It is very flexible and totally different every week. It is so much fun – students and teachers are having a ball all the time. For example, just today we played a very active game called fruit salad, which was heaps of fun – for the students, for me, for everyone.

I am not the kind of teacher with a ruler in my hand. I am participating, I build relationships and I never need to do any discipline. My students know my voice, if I lower it they know something is going on and stop. It is a very stress-free environment. The kids can jump around, they don’t have to be stuck on their chairs. It is very opposite to an academic class – very easy and fun.
For the teachers it is very easy too. LCF offers a lot of content and each lesson is very well planned. They provide flashcards, board games, CDs, activity sheets, stickers and more, which makes it very convenient for teachers and lots of fun for students.

What was your biggest challenge when you started with LCF Fun Languages?

Well, building a portfolio is probably the biggest challenge. In the beginning I found it a bit hard to call schools, introduce us and make them listen to me. I wrote myself a speech and decided to go to the school and introduce myself and LCF in person. I found that it worked out much better when I was meeting the person responsible. I am a clown and love talk to people and make them laugh (laughs). I started with 1, then 2 and 3 clubs and all of a sudden I had 13. Parents, teachers and students spread the word. Word of mouth – this is what started my business.

Tell us one story about a child in your club who stands out with their ability or enthusiasm for language?

I have a 11 year old girl learning French with me for 5 years now and she is absolutely exceptional. She will understand almost everything and reply with simple sentences. She is a very academic learner and her goal is to do the IB (International Baccalaureate). Just a few weeks ago, she was interviewed by a famous Melbourne TV channel. They were interviewing children, who are passionate about languages and asked them to explain why and what they love about languages.

If you were asked which language was important to learn, what would you advise?

Mandarin. Just because I can’t speak it (laughs). It is a very good exercise for the brain. It is like math for me, and it is very big in the world. I love French, Spanish and Italian for their sound. I think every language is special.

Could you share one of your language teaching secrets with us?

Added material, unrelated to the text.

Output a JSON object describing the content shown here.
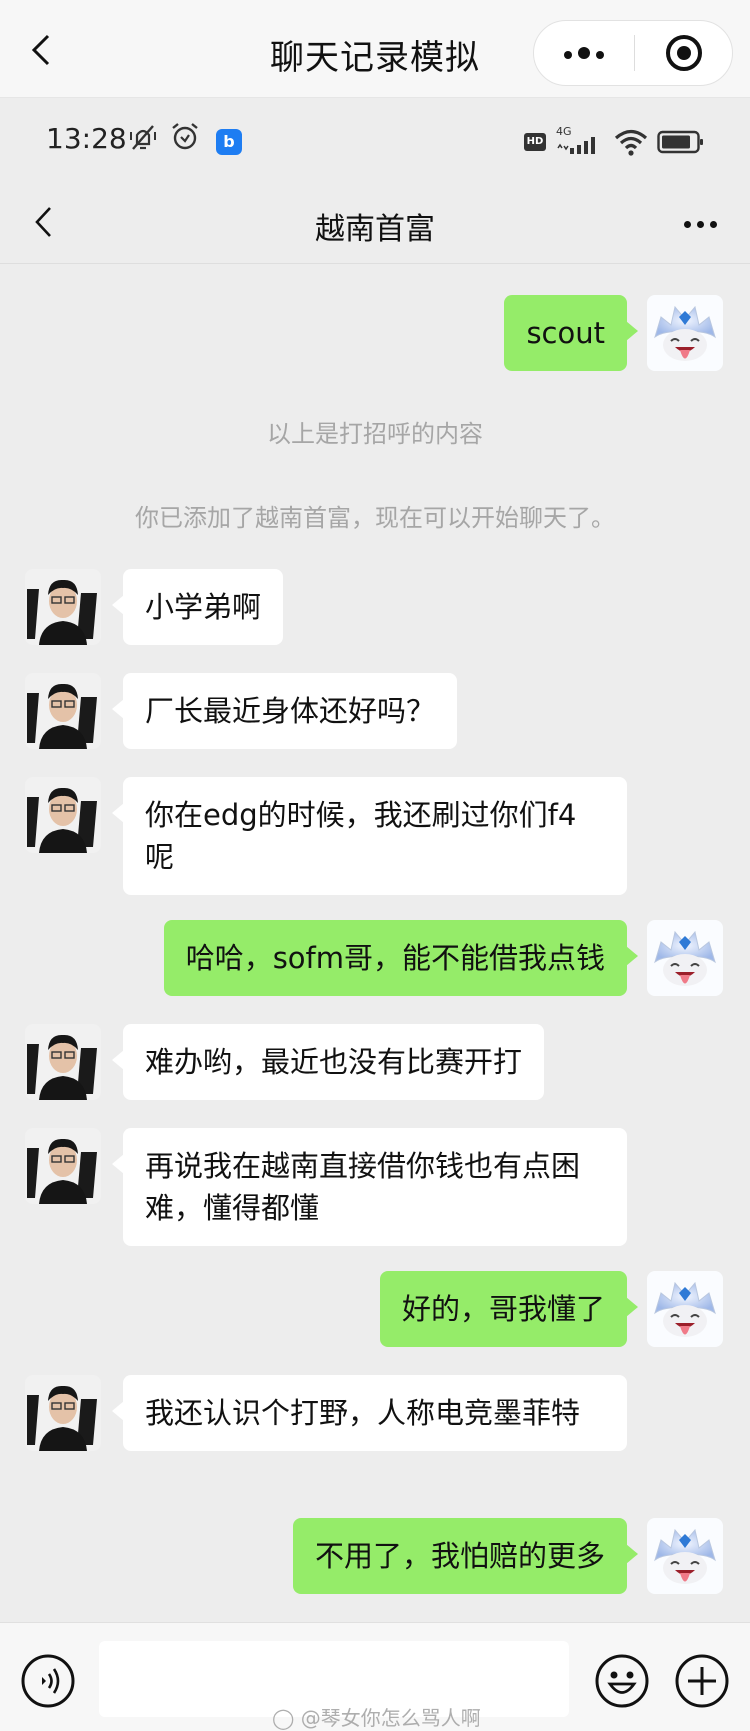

I teach how to count and read numbers in ten minutes by drawing columns on a little table. My students learn the table and it is easy for them to remember, as they have to make their brain work. I also teach them the sounds first, so that they know how to pronounce the numbers.